-- SUPPLIED MATERIAL follows --

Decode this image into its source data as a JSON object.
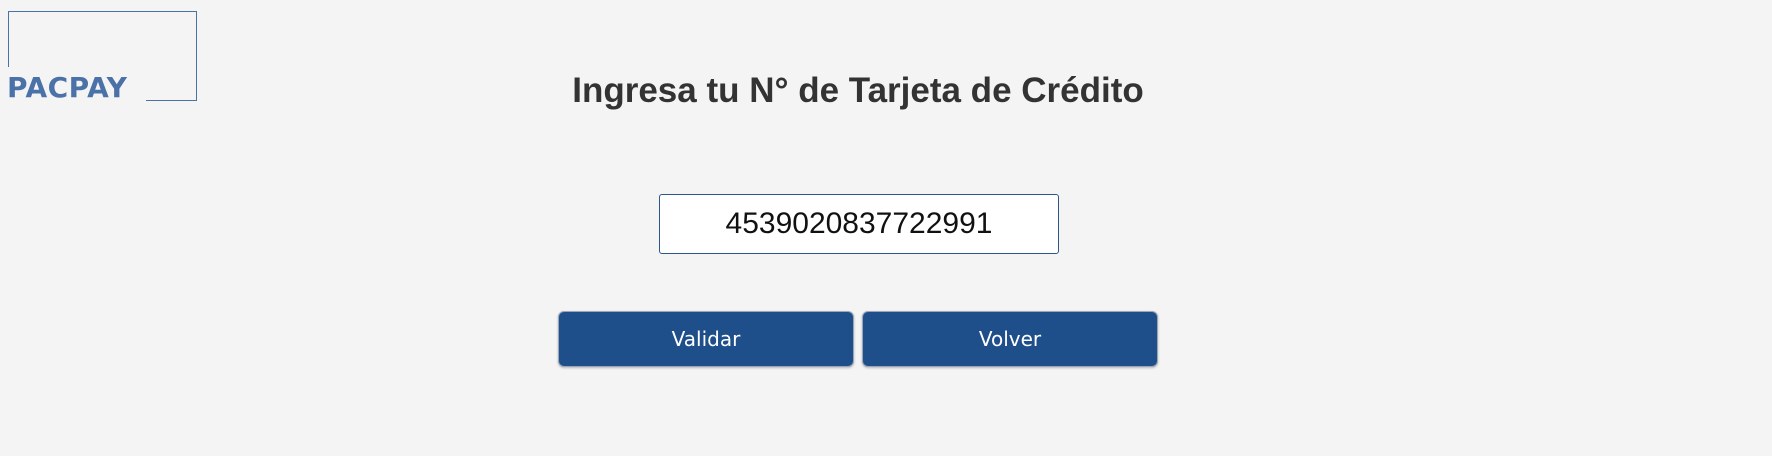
{
  "logo": {
    "text": "PACPAY"
  },
  "title": "Ingresa tu N° de Tarjeta de Crédito",
  "card_input": {
    "value": "4539020837722991",
    "placeholder": ""
  },
  "buttons": {
    "validar_label": "Validar",
    "volver_label": "Volver"
  },
  "colors": {
    "background": "#f4f4f4",
    "brand": "#4a72a8",
    "button": "#1f4f8a",
    "title": "#333333"
  }
}
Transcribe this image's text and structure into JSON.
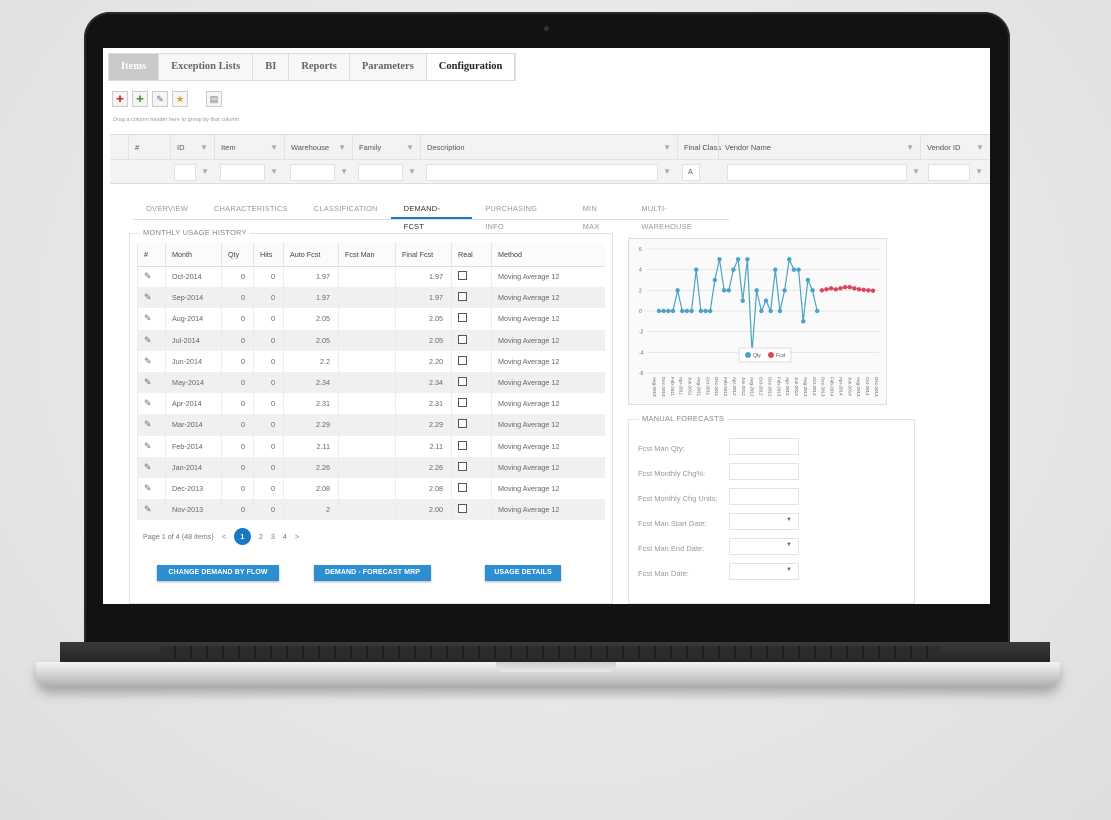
{
  "top_tabs": [
    "Items",
    "Exception Lists",
    "BI",
    "Reports",
    "Parameters",
    "Configuration"
  ],
  "toolbar_icons": [
    "add-red-icon",
    "add-green-icon",
    "edit-blue-icon",
    "star-yellow-icon",
    "export-icon"
  ],
  "drag_hint": "Drag a column header here to group by that column",
  "grid_columns": {
    "num": "#",
    "id": "ID",
    "item": "Item",
    "warehouse": "Warehouse",
    "family": "Family",
    "description": "Description",
    "final_class": "Final Class",
    "vendor_name": "Vendor Name",
    "vendor_id": "Vendor ID"
  },
  "filter_values": {
    "final_class": "A"
  },
  "sub_tabs": [
    "OVERVIEW",
    "CHARACTERISTICS",
    "CLASSIFICATION",
    "DEMAND-FCST",
    "PURCHASING INFO",
    "MIN MAX",
    "MULTI-WAREHOUSE"
  ],
  "active_sub_tab": "DEMAND-FCST",
  "usage": {
    "title": "MONTHLY USAGE HISTORY",
    "headers": [
      "#",
      "Month",
      "Qty",
      "Hits",
      "Auto Fcst",
      "Fcst Man",
      "Final Fcst",
      "Real",
      "Method"
    ],
    "rows": [
      {
        "month": "Oct-2014",
        "qty": "0",
        "hits": "0",
        "auto": "1.97",
        "man": "",
        "final": "1.97",
        "method": "Moving Average 12"
      },
      {
        "month": "Sep-2014",
        "qty": "0",
        "hits": "0",
        "auto": "1.97",
        "man": "",
        "final": "1.97",
        "method": "Moving Average 12"
      },
      {
        "month": "Aug-2014",
        "qty": "0",
        "hits": "0",
        "auto": "2.05",
        "man": "",
        "final": "2.05",
        "method": "Moving Average 12"
      },
      {
        "month": "Jul-2014",
        "qty": "0",
        "hits": "0",
        "auto": "2.05",
        "man": "",
        "final": "2.05",
        "method": "Moving Average 12"
      },
      {
        "month": "Jun-2014",
        "qty": "0",
        "hits": "0",
        "auto": "2.2",
        "man": "",
        "final": "2.20",
        "method": "Moving Average 12"
      },
      {
        "month": "May-2014",
        "qty": "0",
        "hits": "0",
        "auto": "2.34",
        "man": "",
        "final": "2.34",
        "method": "Moving Average 12"
      },
      {
        "month": "Apr-2014",
        "qty": "0",
        "hits": "0",
        "auto": "2.31",
        "man": "",
        "final": "2.31",
        "method": "Moving Average 12"
      },
      {
        "month": "Mar-2014",
        "qty": "0",
        "hits": "0",
        "auto": "2.29",
        "man": "",
        "final": "2.29",
        "method": "Moving Average 12"
      },
      {
        "month": "Feb-2014",
        "qty": "0",
        "hits": "0",
        "auto": "2.11",
        "man": "",
        "final": "2.11",
        "method": "Moving Average 12"
      },
      {
        "month": "Jan-2014",
        "qty": "0",
        "hits": "0",
        "auto": "2.26",
        "man": "",
        "final": "2.26",
        "method": "Moving Average 12"
      },
      {
        "month": "Dec-2013",
        "qty": "0",
        "hits": "0",
        "auto": "2.08",
        "man": "",
        "final": "2.08",
        "method": "Moving Average 12"
      },
      {
        "month": "Nov-2013",
        "qty": "0",
        "hits": "0",
        "auto": "2",
        "man": "",
        "final": "2.00",
        "method": "Moving Average 12"
      }
    ],
    "pager": {
      "summary": "Page 1 of 4 (48 items)",
      "prev": "<",
      "pages": [
        "1",
        "2",
        "3",
        "4"
      ],
      "current": "1",
      "next": ">"
    }
  },
  "buttons": {
    "change_demand": "CHANGE DEMAND BY FLOW",
    "demand_forecast": "DEMAND - FORECAST MRP",
    "usage_details": "USAGE DETAILS"
  },
  "chart_data": {
    "type": "line",
    "y_ticks": [
      "6",
      "4",
      "2",
      "0",
      "-2",
      "-4",
      "-6"
    ],
    "ylim": [
      -6,
      6
    ],
    "x": [
      "Aug-2010",
      "Dec-2010",
      "Feb-2011",
      "Apr-2011",
      "Jun-2011",
      "Aug-2011",
      "Oct-2011",
      "Dec-2011",
      "Feb-2012",
      "Apr-2012",
      "Jun-2012",
      "Aug-2012",
      "Oct-2012",
      "Dec-2012",
      "Feb-2013",
      "Apr-2013",
      "Jun-2013",
      "Aug-2013",
      "Oct-2013",
      "Dec-2013",
      "Feb-2014",
      "Apr-2014",
      "Jun-2014",
      "Aug-2014",
      "Oct-2014",
      "Dec-2014"
    ],
    "series": [
      {
        "name": "Qty",
        "color": "#4aa3c4",
        "values": [
          0,
          0,
          0,
          0,
          2,
          0,
          0,
          0,
          4,
          0,
          0,
          0,
          3,
          5,
          2,
          2,
          4,
          5,
          1,
          5,
          -4,
          2,
          0,
          1,
          0,
          4,
          0,
          2,
          5,
          4,
          4,
          -1,
          3,
          2,
          0
        ]
      },
      {
        "name": "Fcst",
        "color": "#d9475f",
        "values": [
          2,
          2.1,
          2.2,
          2.1,
          2.2,
          2.3,
          2.3,
          2.2,
          2.1,
          2.05,
          2,
          1.97
        ]
      }
    ],
    "legend": "bottom-center"
  },
  "forecasts": {
    "title": "MANUAL FORECASTS",
    "fields": [
      "Fcst Man Qty:",
      "Fcst Monthly Chg%:",
      "Fcst Monthly Chg Units:",
      "Fcst Man Start Date:",
      "Fcst Man End Date:",
      "Fcst Man Date:"
    ]
  }
}
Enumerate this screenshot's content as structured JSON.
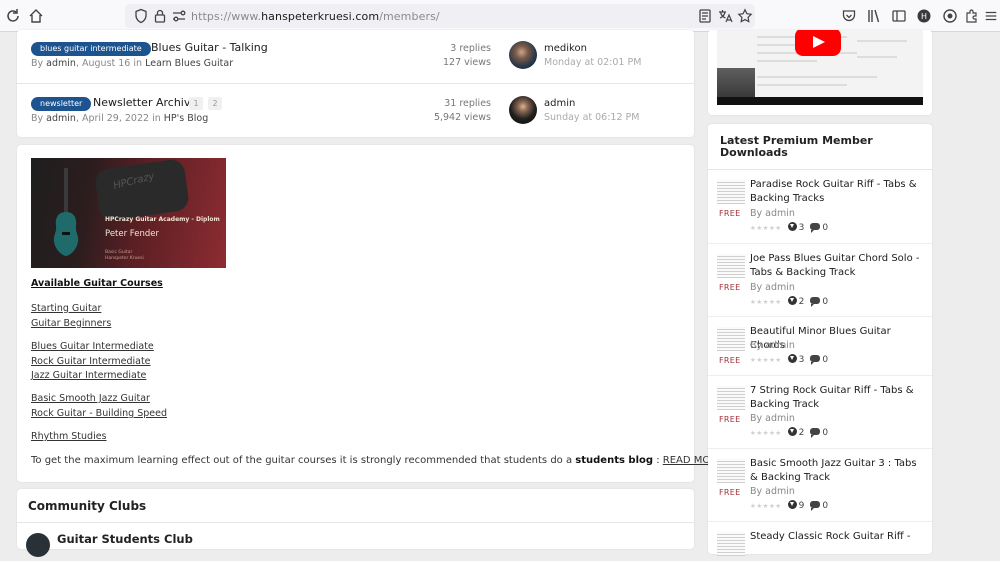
{
  "browser": {
    "url_prefix": "https://www.",
    "url_host": "hanspeterkruesi.com",
    "url_path": "/members/",
    "icons": [
      "reload-icon",
      "home-icon",
      "shield-icon",
      "lock-icon",
      "permissions-icon",
      "reader-view-icon",
      "translate-icon",
      "bookmark-star-icon",
      "pocket-icon",
      "library-icon",
      "sidebar-icon",
      "profile-icon",
      "extension-icon",
      "extensions-icon",
      "menu-icon"
    ]
  },
  "topics": [
    {
      "tag": "blues guitar intermediate",
      "title": "Blues Guitar - Talking",
      "pages": [],
      "author": "admin",
      "date": "August 16",
      "forum": "Learn Blues Guitar",
      "replies": "3 replies",
      "views": "127 views",
      "last_user": "medikon",
      "last_date": "Monday at 02:01 PM"
    },
    {
      "tag": "newsletter",
      "title": "Newsletter Archiv",
      "pages": [
        "1",
        "2"
      ],
      "author": "admin",
      "date": "April 29, 2022",
      "forum": "HP's Blog",
      "replies": "31 replies",
      "views": "5,942 views",
      "last_user": "admin",
      "last_date": "Sunday at 06:12 PM"
    }
  ],
  "labels": {
    "by": "By",
    "in": "in"
  },
  "banner": {
    "patch": "HPCrazy",
    "line1": "HPCrazy Guitar Academy - Diplom",
    "line2": "Peter Fender",
    "line3a": "Basic Guitar",
    "line3b": "Hanspeter Kruesi"
  },
  "courses": {
    "heading": "Available Guitar Courses",
    "links": [
      "Starting Guitar",
      "Guitar Beginners",
      "Blues Guitar Intermediate",
      "Rock Guitar Intermediate",
      "Jazz Guitar Intermediate",
      "Basic Smooth Jazz Guitar",
      "Rock Guitar - Building Speed",
      "Rhythm Studies"
    ],
    "note_pre": "To get the maximum learning effect out of the guitar courses it is strongly recommended that students do a ",
    "note_bold": "students blog",
    "note_sep": " : ",
    "note_link": "READ MORE"
  },
  "clubs": {
    "title": "Community Clubs",
    "first": "Guitar Students Club"
  },
  "downloads": {
    "title": "Latest Premium Member Downloads",
    "free_label": "FREE",
    "stars": "★★★★★",
    "items": [
      {
        "title": "Paradise Rock Guitar Riff - Tabs & Backing Tracks",
        "author": "admin",
        "downloads": "3",
        "comments": "0"
      },
      {
        "title": "Joe Pass Blues Guitar Chord Solo - Tabs & Backing Track",
        "author": "admin",
        "downloads": "2",
        "comments": "0"
      },
      {
        "title": "Beautiful Minor Blues Guitar Chords",
        "author": "admin",
        "downloads": "3",
        "comments": "0"
      },
      {
        "title": "7 String Rock Guitar Riff - Tabs & Backing Track",
        "author": "admin",
        "downloads": "2",
        "comments": "0"
      },
      {
        "title": "Basic Smooth Jazz Guitar 3 : Tabs & Backing Track",
        "author": "admin",
        "downloads": "9",
        "comments": "0"
      },
      {
        "title": "Steady Classic Rock Guitar Riff -",
        "author": "",
        "downloads": "",
        "comments": ""
      }
    ]
  },
  "colors": {
    "tag_bg": "#1d5490",
    "free": "#a0323a",
    "youtube": "#ff0000"
  }
}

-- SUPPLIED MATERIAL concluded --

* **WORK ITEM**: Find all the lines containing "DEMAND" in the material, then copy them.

* **EXPECTED ANSWER**:
    "DEMAND-FCST",
  "active_sub_tab": "DEMAND-FCST",
    "change_demand": "CHANGE DEMAND BY FLOW",
    "demand_forecast": "DEMAND - FORECAST MRP",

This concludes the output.